papier-mache dolls - only twohours SOME customers arrived before
after the fair opened all but one of 6:30 am, to guarantee a spot in line.
her eerie creations were sold out. By 7oa.m. hanna had distributed 21
When the fair opened at 9 a.m. numbers.
there were about 70 people waiting The dolls n such high demand are
outside Khanna's booth. Khanna completely handmade and prices
handed out numbers to customers to See DOLLS, Page 2
A captivated audience watches as this da
of the art fair yesterday. The gala event b
Ann Arbor every summer.
By HALLE CZECHOWSKI
They came by the thousands from
all over the country, to guzzle
lemonade, sweat in the sun, and be
part of the Ann Arbor art fair.
Crowds jammed the blocked-off
streets yesterday buying and selling
or just watching.
"I HAVE JUST as much fun
looking at the people as I do looking
at the art," said Sue Sonntag of
The powerful draw of the art fair
brings in money for artists and a
chance to be seen. "It's got a good
reputation as a real good selling
show," said painter Dawn Neuer-
schender, sitting next to, her por-
ncer performs during the first day
rings over a half a million people to
Despite the rampant hucksterism,
painter Mark Geisheker said
"peopL consider it an art experien-
ce." Geisheker, who drove from
Milwaukee said he came because
the peopleeat the fair appreciate art.
"YOU DO work very hard at this
show. You work long hours, but in
the end it pays off," he said:
But some of the artists don't think
that the fair lives up to its reputation
as a place for the chic to see and be
"The type of work is on one level,
the type of customer is on another,"
said painter Bruce Johnson from
SeeANNUAL, Page 7
'U' to launch campaign
to raise $160 million
By CHERYL BAACKE
Cutting back has been the University's main medicine for
hard times, but in October, a campaign will get underway to
increase the flow of money to University coffers.
The Campaign for Michigan is an attempt to get the
University's already generous alumni to dig deeper into their
pockets. By 1987, officials hope to raise $160 million through
the campaign for building projects and academic areas
deemed to be "high priority."
DESPITE THE FACT that state support for the University
,has decreased drastically over the past decade, the head of
the campaign doesn't see it asa last ditch attempt to save the
University from a rapid decline.
"(The campaign) is not a desperation move at all," said
Jon Cosovich, vice president for development and university
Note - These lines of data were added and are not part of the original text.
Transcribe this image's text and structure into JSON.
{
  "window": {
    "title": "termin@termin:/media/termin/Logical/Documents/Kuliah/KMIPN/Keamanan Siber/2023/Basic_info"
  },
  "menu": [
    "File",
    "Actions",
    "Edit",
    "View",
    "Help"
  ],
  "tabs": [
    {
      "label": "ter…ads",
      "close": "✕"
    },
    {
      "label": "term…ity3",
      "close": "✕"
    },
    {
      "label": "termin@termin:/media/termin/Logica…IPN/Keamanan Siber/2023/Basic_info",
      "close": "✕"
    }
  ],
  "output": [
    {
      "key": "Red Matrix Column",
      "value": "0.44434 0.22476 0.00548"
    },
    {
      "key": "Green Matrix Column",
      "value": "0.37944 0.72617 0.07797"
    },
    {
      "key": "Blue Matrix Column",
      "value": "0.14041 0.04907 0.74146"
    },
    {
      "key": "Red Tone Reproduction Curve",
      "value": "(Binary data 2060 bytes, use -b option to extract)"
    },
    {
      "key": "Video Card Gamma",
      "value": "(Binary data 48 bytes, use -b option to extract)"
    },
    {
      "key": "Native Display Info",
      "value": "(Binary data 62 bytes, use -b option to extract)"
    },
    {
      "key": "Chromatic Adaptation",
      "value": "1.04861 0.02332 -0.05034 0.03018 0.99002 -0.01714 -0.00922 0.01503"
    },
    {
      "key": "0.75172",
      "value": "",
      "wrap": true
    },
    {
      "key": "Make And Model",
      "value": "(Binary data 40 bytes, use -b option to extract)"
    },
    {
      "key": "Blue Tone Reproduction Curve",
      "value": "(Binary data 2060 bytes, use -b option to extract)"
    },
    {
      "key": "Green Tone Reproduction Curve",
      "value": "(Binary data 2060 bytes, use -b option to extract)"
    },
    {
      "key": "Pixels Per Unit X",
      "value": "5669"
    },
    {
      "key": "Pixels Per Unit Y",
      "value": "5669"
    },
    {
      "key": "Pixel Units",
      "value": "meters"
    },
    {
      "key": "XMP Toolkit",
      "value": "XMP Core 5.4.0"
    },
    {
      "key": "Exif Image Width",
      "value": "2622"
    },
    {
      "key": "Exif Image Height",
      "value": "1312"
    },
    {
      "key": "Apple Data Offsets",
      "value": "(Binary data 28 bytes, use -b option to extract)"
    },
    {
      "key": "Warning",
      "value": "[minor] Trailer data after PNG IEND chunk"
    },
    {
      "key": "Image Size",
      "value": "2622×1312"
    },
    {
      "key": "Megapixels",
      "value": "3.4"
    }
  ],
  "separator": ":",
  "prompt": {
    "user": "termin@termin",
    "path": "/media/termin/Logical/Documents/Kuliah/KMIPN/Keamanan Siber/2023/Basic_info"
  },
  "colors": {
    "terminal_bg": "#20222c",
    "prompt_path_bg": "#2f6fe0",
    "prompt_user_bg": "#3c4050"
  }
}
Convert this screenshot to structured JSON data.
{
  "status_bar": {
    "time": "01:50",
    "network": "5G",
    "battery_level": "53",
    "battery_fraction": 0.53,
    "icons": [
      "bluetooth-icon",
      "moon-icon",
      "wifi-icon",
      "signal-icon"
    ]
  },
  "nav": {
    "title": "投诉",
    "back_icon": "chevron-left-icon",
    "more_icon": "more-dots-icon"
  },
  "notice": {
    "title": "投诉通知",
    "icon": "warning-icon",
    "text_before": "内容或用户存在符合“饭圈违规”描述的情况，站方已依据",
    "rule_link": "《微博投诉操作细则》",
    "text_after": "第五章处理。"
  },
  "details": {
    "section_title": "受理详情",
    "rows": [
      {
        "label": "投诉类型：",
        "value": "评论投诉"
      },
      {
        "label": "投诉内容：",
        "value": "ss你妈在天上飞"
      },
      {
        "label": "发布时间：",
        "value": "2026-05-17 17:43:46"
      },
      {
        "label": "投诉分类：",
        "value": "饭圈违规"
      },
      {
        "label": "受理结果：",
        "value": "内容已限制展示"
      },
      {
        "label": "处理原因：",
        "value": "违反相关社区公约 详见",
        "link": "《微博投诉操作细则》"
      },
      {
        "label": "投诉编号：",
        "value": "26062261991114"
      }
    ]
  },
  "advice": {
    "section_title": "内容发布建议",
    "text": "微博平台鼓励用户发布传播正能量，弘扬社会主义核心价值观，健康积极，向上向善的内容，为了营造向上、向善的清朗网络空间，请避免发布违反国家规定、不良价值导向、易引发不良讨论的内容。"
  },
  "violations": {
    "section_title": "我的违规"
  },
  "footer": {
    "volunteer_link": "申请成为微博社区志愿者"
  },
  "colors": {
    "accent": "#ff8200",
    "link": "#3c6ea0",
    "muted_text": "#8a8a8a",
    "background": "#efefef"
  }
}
"It isn't a major crisis, but part of a major plan to become
more systematic and comprehensive in pursuit of gift sup-
port for the University," he said.
COSOVICH, WHO came to the University in January, is a
See 'U', Page 5